This commemoration is significant to the Philippines because it is one of the 17 megadiverse countries which host 70 to 80 percent of the world’s biodiversity. Our country has more than 52,177 described species, half of which are endemic or can be found only in the Philippines.
The theme for World Wildlife Day this 2020 is “Sustaining all life on Earth”, encompassing all wild animal and plant species as key components of the world’s biodiversity. This aligns with UN Sustainable Development Goals 1, 12, 14 and 15, and their wide-ranging commitments on alleviating poverty, ensuring sustainable use of resources, and on conserving life both on land and below water to halt biodiversity loss.
Even before the declaration of March 3 as World Wildlife Day, the Philippines has already taken steps to protect its wildlife. In 2001, Republic Act 9147, otherwise known as the Wildlife Resources Conservation and Protection Act, was passed.
The objectives of the law are to conserve and protect wildlife species and their habitats; to promote ecological balance and enhance biological diversity; to regulate the collection and trade of wildlife; to pursue, with due regard to the national interest, the Philippine commitment to international conventions, protection of wildlife and their habitats; and to initiate or support scientific studies on the conservation of biological diversity.
The intent of the declaration of World Wildlife Day was covered by RA 9147. The Philippines needs to just strictly implement this law. However, I believe public awareness and appreciation of this law is lacking. Ordinary citizens are unaware of it so they just catch, sell or kill wildlife and encroach into their habitat.
For instance, I rarely see a “tarebalak” nowadays. The “bayawak” or “barag” was hunted to near extinction for its meat. The “tuko”, or gecko, was massively hunted in 2011 for their alleged medicinal properties. The Department of Environment and Natural Resources debunked this claim and warned the public that catching “tuko” is against RA 9147.
Then there are the bigtime poachers. Wildlife crime is considered the fourth most lucrative illegal business on the planet, after narcotics, human trafficking and firearms, according to the World Bank’s Global Wildlife Program.
In the Philippines, it is a big business.

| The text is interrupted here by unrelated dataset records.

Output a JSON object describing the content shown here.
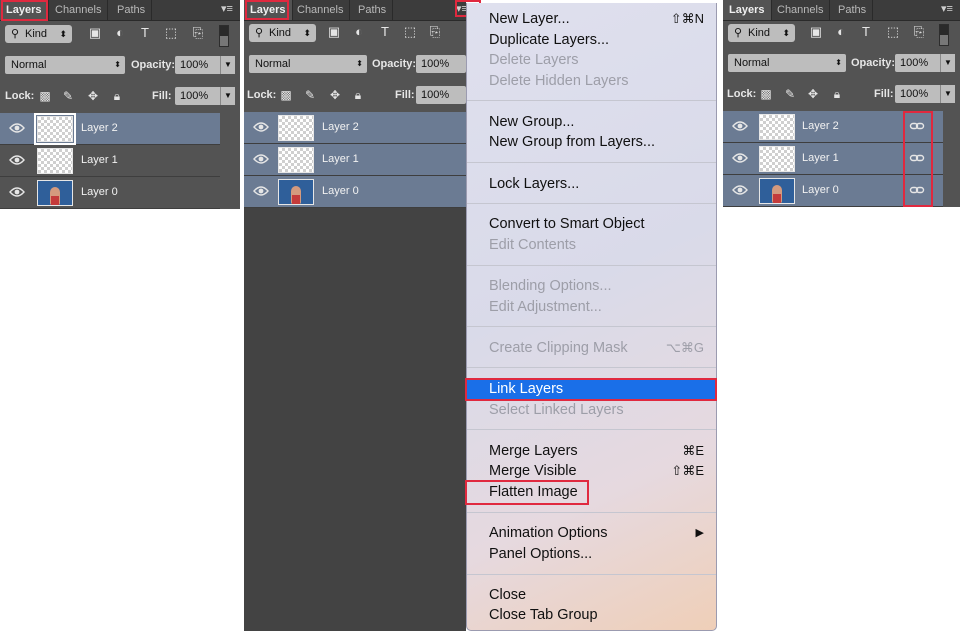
{
  "tabs": {
    "layers": "Layers",
    "channels": "Channels",
    "paths": "Paths"
  },
  "filter": {
    "kind_label": "Kind"
  },
  "blend": {
    "mode": "Normal",
    "opacity_label": "Opacity:",
    "opacity_value": "100%"
  },
  "lock": {
    "label": "Lock:",
    "fill_label": "Fill:",
    "fill_value": "100%"
  },
  "layers": [
    {
      "name": "Layer 2"
    },
    {
      "name": "Layer 1"
    },
    {
      "name": "Layer 0"
    }
  ],
  "menu": {
    "new_layer": "New Layer...",
    "new_layer_sc": "⇧⌘N",
    "duplicate_layers": "Duplicate Layers...",
    "delete_layers": "Delete Layers",
    "delete_hidden_layers": "Delete Hidden Layers",
    "new_group": "New Group...",
    "new_group_from_layers": "New Group from Layers...",
    "lock_layers": "Lock Layers...",
    "convert_smart_object": "Convert to Smart Object",
    "edit_contents": "Edit Contents",
    "blending_options": "Blending Options...",
    "edit_adjustment": "Edit Adjustment...",
    "create_clipping_mask": "Create Clipping Mask",
    "create_clipping_mask_sc": "⌥⌘G",
    "link_layers": "Link Layers",
    "select_linked_layers": "Select Linked Layers",
    "merge_layers": "Merge Layers",
    "merge_layers_sc": "⌘E",
    "merge_visible": "Merge Visible",
    "merge_visible_sc": "⇧⌘E",
    "flatten_image": "Flatten Image",
    "animation_options": "Animation Options",
    "panel_options": "Panel Options...",
    "close": "Close",
    "close_tab_group": "Close Tab Group"
  },
  "colors": {
    "panel_bg": "#535353",
    "selected_layer": "#6b7b93",
    "menu_highlight": "#1a6fe8",
    "annotation_red": "#e0293f"
  }
}
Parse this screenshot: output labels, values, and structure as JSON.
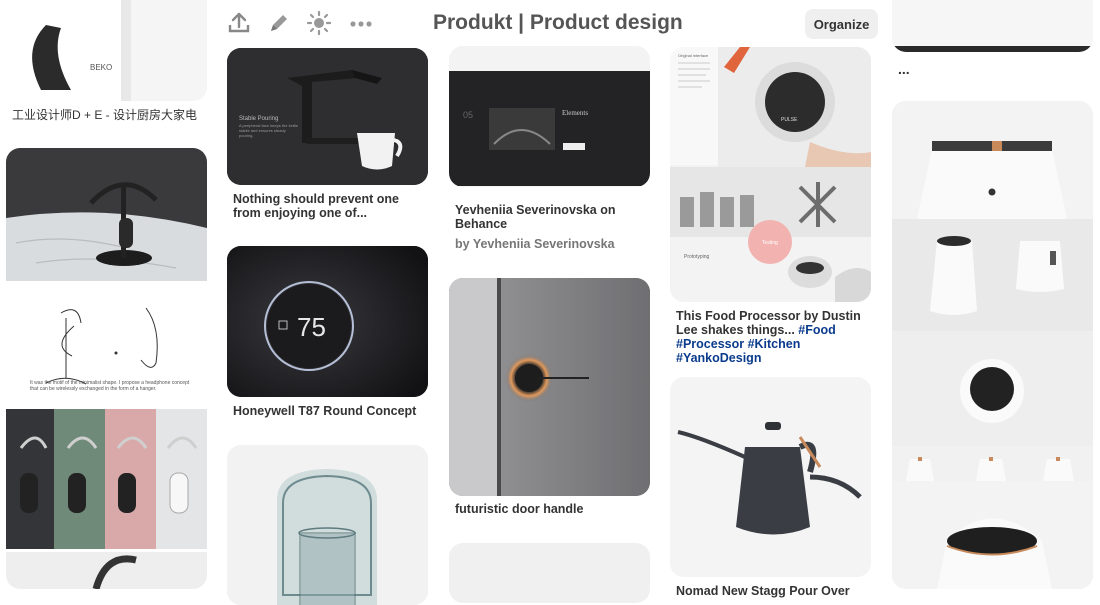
{
  "header": {
    "title": "Produkt | Product design",
    "organize_label": "Organize",
    "icons": [
      "upload-icon",
      "pencil-icon",
      "sun-icon",
      "more-dots-icon"
    ]
  },
  "pins": {
    "col1": {
      "caption1": "工业设计师D + E - 设计厨房大家电",
      "logo_text": "BEKO",
      "sketch_caption": "It was the motif of the minimalist shape. I propose a headphone concept that can be wirelessly exchanged in the form of a hanger."
    },
    "col2": {
      "pin1_title": "Nothing should prevent one from enjoying one of...",
      "pin1_overlay_title": "Stable Pouring",
      "pin1_overlay_body": "A peripheral face keeps the kettle stable and ensures steady pouring.",
      "pin2_title": "Honeywell T87 Round Concept",
      "pin2_display_value": "75"
    },
    "col3": {
      "pin1_title": "Yevheniia Severinovska on Behance",
      "pin1_by": "by Yevheniia Severinovska",
      "pin1_slide_num": "05",
      "pin1_slide_title": "Elements",
      "pin2_title": "futuristic door handle"
    },
    "col4": {
      "pin1_title_part1": "This Food Processor by Dustin Lee shakes things...",
      "pin1_tags": "#Food #Processor #Kitchen #YankoDesign",
      "brand": "PULSE",
      "badge": "Testing",
      "section1": "Original interface",
      "section2": "Prototyping",
      "pin2_title": "Nomad New Stagg Pour Over"
    },
    "col5": {
      "more_label": "..."
    }
  },
  "colors": {
    "title": "#555555",
    "caption": "#333333",
    "tag_link": "#0a3b8c",
    "copper_accent": "#c88a5a",
    "pink_accent": "#f2b3b0"
  }
}
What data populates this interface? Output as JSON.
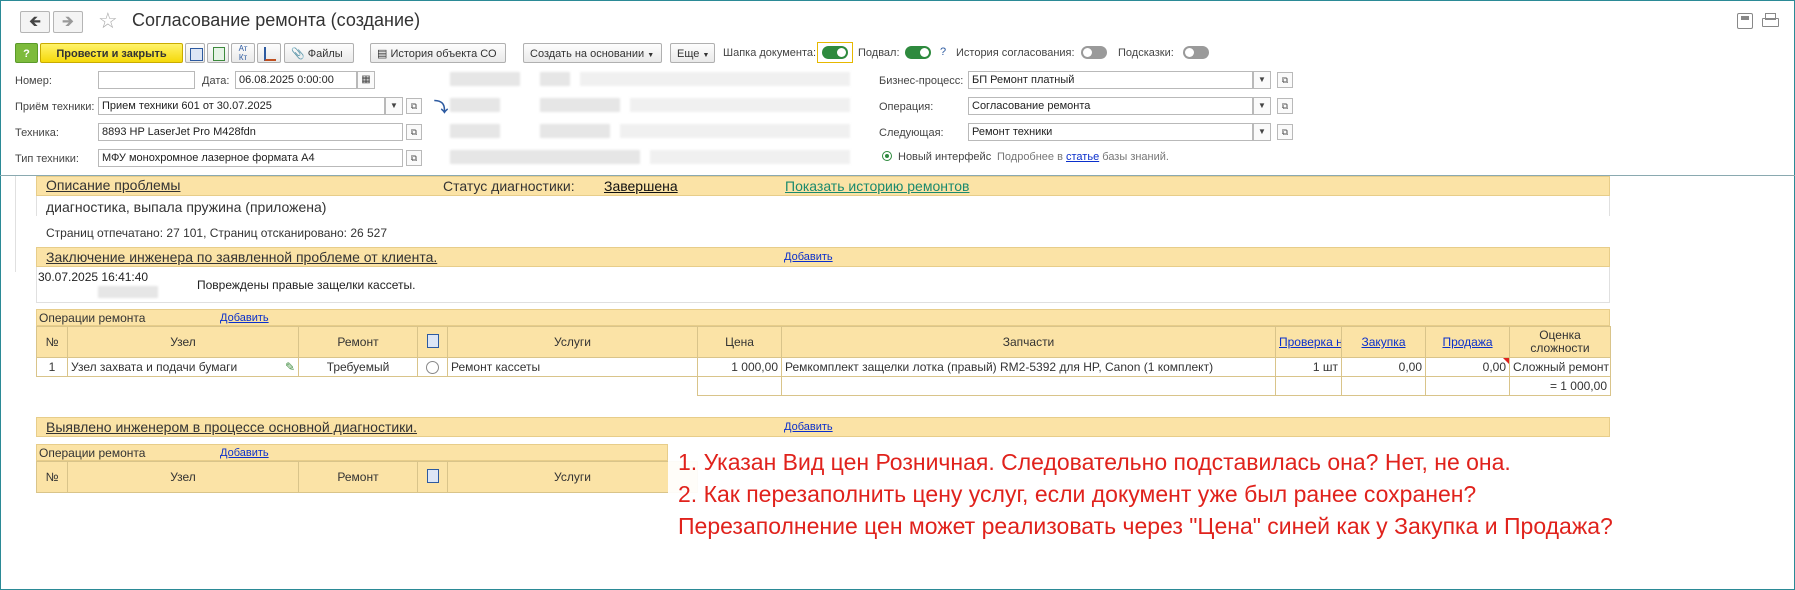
{
  "header": {
    "title": "Согласование ремонта (создание)",
    "back_icon": "arrow-left-icon",
    "forward_icon": "arrow-right-icon",
    "star_icon": "star-icon",
    "save_icon": "save-icon",
    "print_icon": "printer-icon"
  },
  "toolbar": {
    "help_label": "?",
    "post_close_label": "Провести и закрыть",
    "files_label": "Файлы",
    "history_object_label": "История объекта СО",
    "create_basis_label": "Создать на основании",
    "more_label": "Еще",
    "doc_header_label": "Шапка документа:",
    "footer_label": "Подвал:",
    "question_label": "?",
    "approval_history_label": "История согласования:",
    "hints_label": "Подсказки:",
    "doc_header_on": true,
    "footer_on": true,
    "approval_history_on": false,
    "hints_on": false
  },
  "form": {
    "number_label": "Номер:",
    "number_value": "",
    "date_label": "Дата:",
    "date_value": "06.08.2025  0:00:00",
    "reception_label": "Приём техники:",
    "reception_value": "Прием техники 601 от 30.07.2025",
    "equipment_label": "Техника:",
    "equipment_value": "8893 HP LaserJet Pro M428fdn",
    "equipment_type_label": "Тип техники:",
    "equipment_type_value": "МФУ монохромное лазерное формата A4",
    "bp_label": "Бизнес-процесс:",
    "bp_value": "БП Ремонт платный",
    "operation_label": "Операция:",
    "operation_value": "Согласование ремонта",
    "next_label": "Следующая:",
    "next_value": "Ремонт техники",
    "new_interface_label": "Новый интерфейс",
    "kb_prefix": "Подробнее в",
    "kb_link": "статье",
    "kb_suffix": "базы знаний."
  },
  "problem": {
    "title": "Описание проблемы",
    "status_label": "Статус диагностики:",
    "status_value": "Завершена",
    "history_link": "Показать историю ремонтов",
    "description": "диагностика, выпала пружина (приложена)",
    "counters": "Страниц отпечатано: 27 101, Страниц отсканировано: 26 527"
  },
  "conclusion": {
    "title": "Заключение инженера по заявленной проблеме от клиента.",
    "add_link": "Добавить",
    "timestamp": "30.07.2025 16:41:40",
    "text": "Повреждены правые защелки кассеты."
  },
  "repair_ops": {
    "title": "Операции ремонта",
    "add_link": "Добавить",
    "columns": {
      "num": "№",
      "node": "Узел",
      "repair": "Ремонт",
      "services": "Услуги",
      "price": "Цена",
      "parts": "Запчасти",
      "availability": "Проверка наличия",
      "purchase": "Закупка",
      "sale": "Продажа",
      "complexity": "Оценка сложности"
    },
    "rows": [
      {
        "num": "1",
        "node": "Узел захвата и подачи бумаги",
        "repair": "Требуемый",
        "services": "Ремонт кассеты",
        "price": "1 000,00",
        "parts": "Ремкомплект защелки лотка (правый) RM2-5392 для HP, Canon (1 комплект)",
        "availability": "1 шт",
        "purchase": "0,00",
        "sale": "0,00",
        "complexity": "Сложный ремонт"
      }
    ],
    "total": "= 1 000,00"
  },
  "found": {
    "title": "Выявлено инженером в процессе основной диагностики.",
    "add_link": "Добавить",
    "ops_title": "Операции ремонта",
    "ops_add_link": "Добавить",
    "columns": {
      "num": "№",
      "node": "Узел",
      "repair": "Ремонт",
      "services": "Услуги"
    }
  },
  "annotation": {
    "line1": "1. Указан Вид цен Розничная. Следовательно подставилась она? Нет, не она.",
    "line2": "2. Как перезаполнить цену услуг, если документ уже был ранее сохранен?",
    "line3": "Перезаполнение цен может реализовать через \"Цена\" синей как у Закупка и Продажа?",
    "color": "#e0221c"
  },
  "colors": {
    "section_bg": "#fbe3a6",
    "primary_button": "#f5d90a",
    "toggle_on": "#2e8a3e",
    "link": "#0a2fcc"
  }
}
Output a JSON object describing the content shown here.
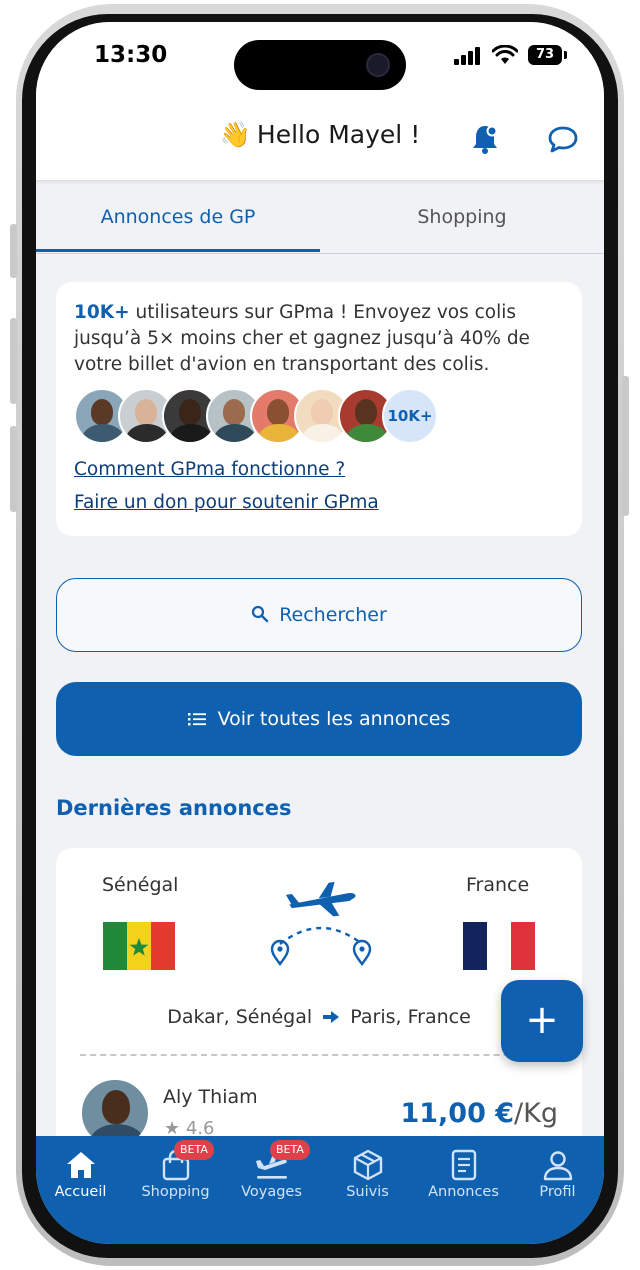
{
  "status_bar": {
    "time": "13:30",
    "battery": "73"
  },
  "header": {
    "greeting_emoji": "👋",
    "greeting": "Hello Mayel !"
  },
  "tabs": [
    {
      "label": "Annonces de GP",
      "active": true
    },
    {
      "label": "Shopping",
      "active": false
    }
  ],
  "promo": {
    "highlight": "10K+",
    "text": " utilisateurs sur GPma ! Envoyez vos colis jusqu’à 5× moins cher et gagnez jusqu’à 40% de votre billet d'avion en transportant des colis.",
    "avatar_count_label": "10K+",
    "link_how": "Comment GPma fonctionne ?",
    "link_donate": "Faire un don pour soutenir GPma"
  },
  "actions": {
    "search_label": "Rechercher",
    "view_all_label": "Voir toutes les annonces"
  },
  "latest": {
    "title": "Dernières annonces",
    "listing": {
      "from_country": "Sénégal",
      "to_country": "France",
      "from_city": "Dakar, Sénégal",
      "to_city": "Paris, France",
      "user_name": "Aly Thiam",
      "rating": "★ 4.6",
      "price": "11,00 €",
      "price_unit": "/Kg"
    }
  },
  "fab": {
    "label": "+"
  },
  "bottom_nav": {
    "items": [
      {
        "label": "Accueil",
        "icon": "home-icon",
        "active": true
      },
      {
        "label": "Shopping",
        "icon": "shopping-bag-icon",
        "badge": "BETA"
      },
      {
        "label": "Voyages",
        "icon": "plane-departure-icon",
        "badge": "BETA"
      },
      {
        "label": "Suivis",
        "icon": "package-icon"
      },
      {
        "label": "Annonces",
        "icon": "document-icon"
      },
      {
        "label": "Profil",
        "icon": "user-icon"
      }
    ]
  },
  "colors": {
    "primary": "#1060b0",
    "badge": "#e0404a",
    "background": "#f0f2f5"
  }
}
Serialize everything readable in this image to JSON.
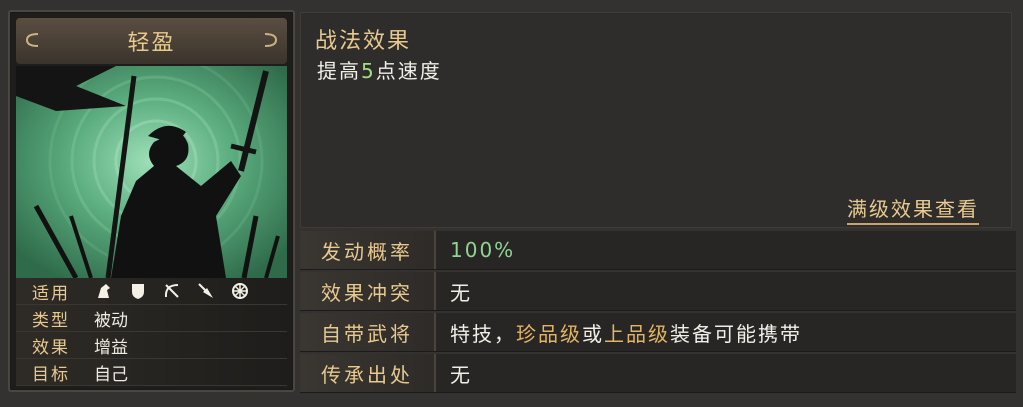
{
  "card": {
    "name": "轻盈",
    "stats": [
      {
        "label": "适用",
        "icons": [
          "cavalry-icon",
          "shield-icon",
          "bow-icon",
          "spear-icon",
          "wheel-icon"
        ]
      },
      {
        "label": "类型",
        "value": "被动"
      },
      {
        "label": "效果",
        "value": "增益"
      },
      {
        "label": "目标",
        "value": "自己"
      }
    ]
  },
  "effect": {
    "title": "战法效果",
    "desc_prefix": "提高",
    "desc_number": "5",
    "desc_suffix": "点速度",
    "max_link": "满级效果查看"
  },
  "info": [
    {
      "label": "发动概率",
      "value": "100%"
    },
    {
      "label": "效果冲突",
      "value": "无"
    },
    {
      "label": "自带武将",
      "value_parts": [
        "特技，",
        "珍品级",
        "或",
        "上品级",
        "装备可能携带"
      ]
    },
    {
      "label": "传承出处",
      "value": "无"
    }
  ],
  "colors": {
    "gold": "#e8c98f",
    "green": "#8fd490",
    "orange": "#e3b463",
    "art_bg": "#58a878"
  }
}
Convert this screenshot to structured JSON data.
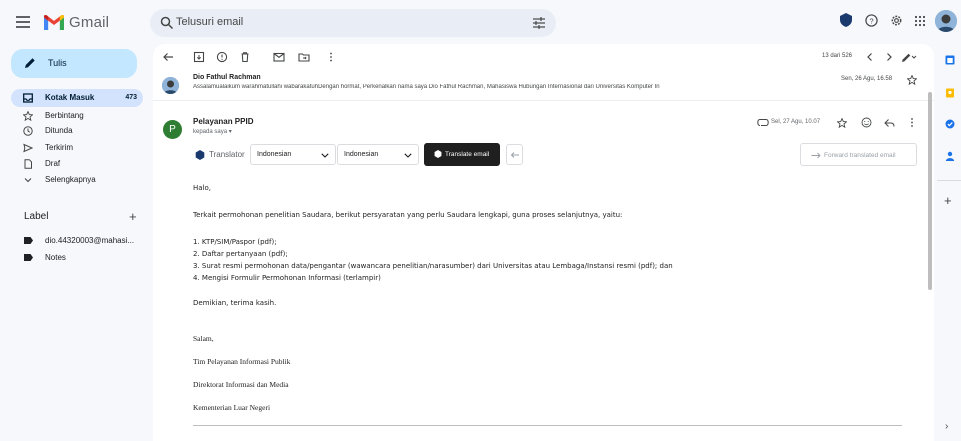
{
  "app": {
    "name": "Gmail"
  },
  "search": {
    "placeholder": "Telusuri email"
  },
  "sidebar": {
    "compose_label": "Tulis",
    "items": [
      {
        "label": "Kotak Masuk",
        "count": "473",
        "icon": "inbox-icon",
        "active": true
      },
      {
        "label": "Berbintang",
        "icon": "star-icon"
      },
      {
        "label": "Ditunda",
        "icon": "clock-icon"
      },
      {
        "label": "Terkirim",
        "icon": "send-icon"
      },
      {
        "label": "Draf",
        "icon": "draft-icon"
      },
      {
        "label": "Selengkapnya",
        "icon": "chevron-down-icon"
      }
    ],
    "labels_header": "Label",
    "labels": [
      {
        "label": "dio.44320003@mahasi..."
      },
      {
        "label": "Notes"
      }
    ]
  },
  "toolbar": {
    "pager": "13 dari 526"
  },
  "thread": {
    "prev": {
      "sender": "Dio Fathul Rachman",
      "snippet": "Assalamualaikum warahmatullahi wabarakatuhDengan hormat, Perkenalkan nama saya Dio Fathul Rachman, Mahasiswa Hubungan Internasional dari Universitas Komputer In",
      "date": "Sen, 26 Agu, 16.58"
    },
    "current": {
      "avatar_letter": "P",
      "sender": "Pelayanan PPID",
      "to": "kepada saya",
      "date": "Sel, 27 Agu, 10.07"
    }
  },
  "translator": {
    "title": "Translator",
    "from": "Indonesian",
    "to": "Indonesian",
    "translate_label": "Translate email",
    "forward_label": "Forward translated email"
  },
  "body": {
    "greeting": "Halo,",
    "intro": "Terkait permohonan penelitian Saudara, berikut persyaratan yang perlu Saudara lengkapi, guna proses selanjutnya, yaitu:",
    "items": [
      "1. KTP/SIM/Paspor (pdf);",
      "2. Daftar pertanyaan (pdf);",
      "3. Surat resmi permohonan data/pengantar (wawancara penelitian/narasumber) dari Universitas atau Lembaga/Instansi resmi (pdf); dan",
      "4. Mengisi Formulir Permohonan Informasi (terlampir)"
    ],
    "closing": "Demikian, terima kasih.",
    "salam": "Salam,",
    "sig1": "Tim Pelayanan Informasi Publik",
    "sig2": "Direktorat Informasi dan Media",
    "sig3": "Kementerian Luar Negeri"
  },
  "colors": {
    "accent": "#c2e7ff",
    "active_nav": "#d3e3fd",
    "avatar_green": "#2e7d32"
  }
}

According to Theresa Mundita Lim, executive director of the Asean Centre for Biodiversity, the country is reportedly losing P50 billion every year due to the illegal wildlife trade.
More than money, it is the contribution of each species to its ecosystem that is important.